Folly Beach Mayor Tim Goodwin moderated a 2023 legislative session update and outlook for state beaches.

Senator George E. “Chip” Campsen III from District 43 talked about Bill 282 he presented.  It moves an unused beach trust fund setup under the rule of South Carolina Parks Recreation and Tourism.  Campsen proposes that 25% of existing admissions tax general services go into the fund, and projects it would generate about $8 million a year.  Admissions taxes are the 5% state tax on tickets for amusement like golf and movies. Campsen also wants to see fees from real estate transfers go into the fund.

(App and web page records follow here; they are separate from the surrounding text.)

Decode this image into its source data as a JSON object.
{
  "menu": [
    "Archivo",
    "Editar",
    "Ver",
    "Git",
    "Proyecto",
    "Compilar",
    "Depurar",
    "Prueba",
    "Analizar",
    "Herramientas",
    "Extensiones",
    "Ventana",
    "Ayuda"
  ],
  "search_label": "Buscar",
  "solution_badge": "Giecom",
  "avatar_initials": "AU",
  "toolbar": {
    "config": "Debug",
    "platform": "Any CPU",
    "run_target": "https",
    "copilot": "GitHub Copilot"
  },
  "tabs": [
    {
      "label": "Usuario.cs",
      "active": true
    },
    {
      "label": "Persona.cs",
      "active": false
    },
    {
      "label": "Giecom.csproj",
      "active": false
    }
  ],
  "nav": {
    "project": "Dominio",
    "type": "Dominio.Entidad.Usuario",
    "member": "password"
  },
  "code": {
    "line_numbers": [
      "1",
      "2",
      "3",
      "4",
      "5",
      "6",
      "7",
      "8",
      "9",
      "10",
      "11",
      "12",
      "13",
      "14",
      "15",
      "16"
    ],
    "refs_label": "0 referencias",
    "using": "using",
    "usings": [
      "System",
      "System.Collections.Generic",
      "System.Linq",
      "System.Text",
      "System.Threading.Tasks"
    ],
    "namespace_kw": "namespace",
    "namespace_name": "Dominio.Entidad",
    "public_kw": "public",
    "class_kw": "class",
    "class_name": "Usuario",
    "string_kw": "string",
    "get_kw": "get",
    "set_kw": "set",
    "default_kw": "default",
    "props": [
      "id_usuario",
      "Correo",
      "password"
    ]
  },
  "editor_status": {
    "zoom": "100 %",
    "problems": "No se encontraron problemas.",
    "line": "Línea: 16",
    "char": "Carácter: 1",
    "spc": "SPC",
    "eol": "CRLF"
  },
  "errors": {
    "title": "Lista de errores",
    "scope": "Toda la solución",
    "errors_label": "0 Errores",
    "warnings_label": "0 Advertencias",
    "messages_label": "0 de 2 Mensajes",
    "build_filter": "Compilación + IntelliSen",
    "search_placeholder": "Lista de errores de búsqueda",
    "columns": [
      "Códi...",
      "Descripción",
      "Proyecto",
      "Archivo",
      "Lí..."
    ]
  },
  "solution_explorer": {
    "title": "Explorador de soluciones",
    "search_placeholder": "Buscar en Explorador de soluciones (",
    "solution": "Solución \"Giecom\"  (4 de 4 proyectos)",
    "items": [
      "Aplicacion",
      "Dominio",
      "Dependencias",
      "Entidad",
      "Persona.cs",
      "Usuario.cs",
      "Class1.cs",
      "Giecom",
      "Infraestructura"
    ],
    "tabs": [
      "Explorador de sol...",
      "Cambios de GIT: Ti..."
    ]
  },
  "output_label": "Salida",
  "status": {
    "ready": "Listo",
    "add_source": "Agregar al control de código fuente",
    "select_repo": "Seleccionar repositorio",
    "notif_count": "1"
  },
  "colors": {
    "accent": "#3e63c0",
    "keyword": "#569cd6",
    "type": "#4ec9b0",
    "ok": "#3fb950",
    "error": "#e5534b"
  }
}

“I want to reinstate that because there is a nexus or relationship between the increase in real estate transfer fees and the need to do conservation. The more development the more conservation you want to do,” Campsen said.

Representative Elizabeth ‘Spencer’ Wetmore from District 115 says she wants to bring back Coastal Access Grants that haven’t been available in recent years.

“I know very well firsthand how expensive it is to maintain ADA access, parking lots, restroom facilities at your beach access and how much work goes into that,” Wetmore said.

There are ongoing discussions over a bill at the state level right now about restricting versus protecting short term rentals, but most legislators agree there needs to be more monetary benefits for the beach towns.  Representative Lee Hewitt from District 108 wrote the bill, protecting short term rentals.

“Some of the things we’re working on is working with the online rental companies, so they’ll start paying your local accommodations tax. They’ve agreed that they need to step up to the plate so hopefully we can get that in place soon, bringing them under regulations,” Hewitt said.

The Army Corps of Engineers also provided a South Atlantic District update and a Charleston District update as well.

Attendees will take a trip to Capers Island and continue to talk about conservation on Tuesday. Governor Henry McMaster will close the conference on Wednesday.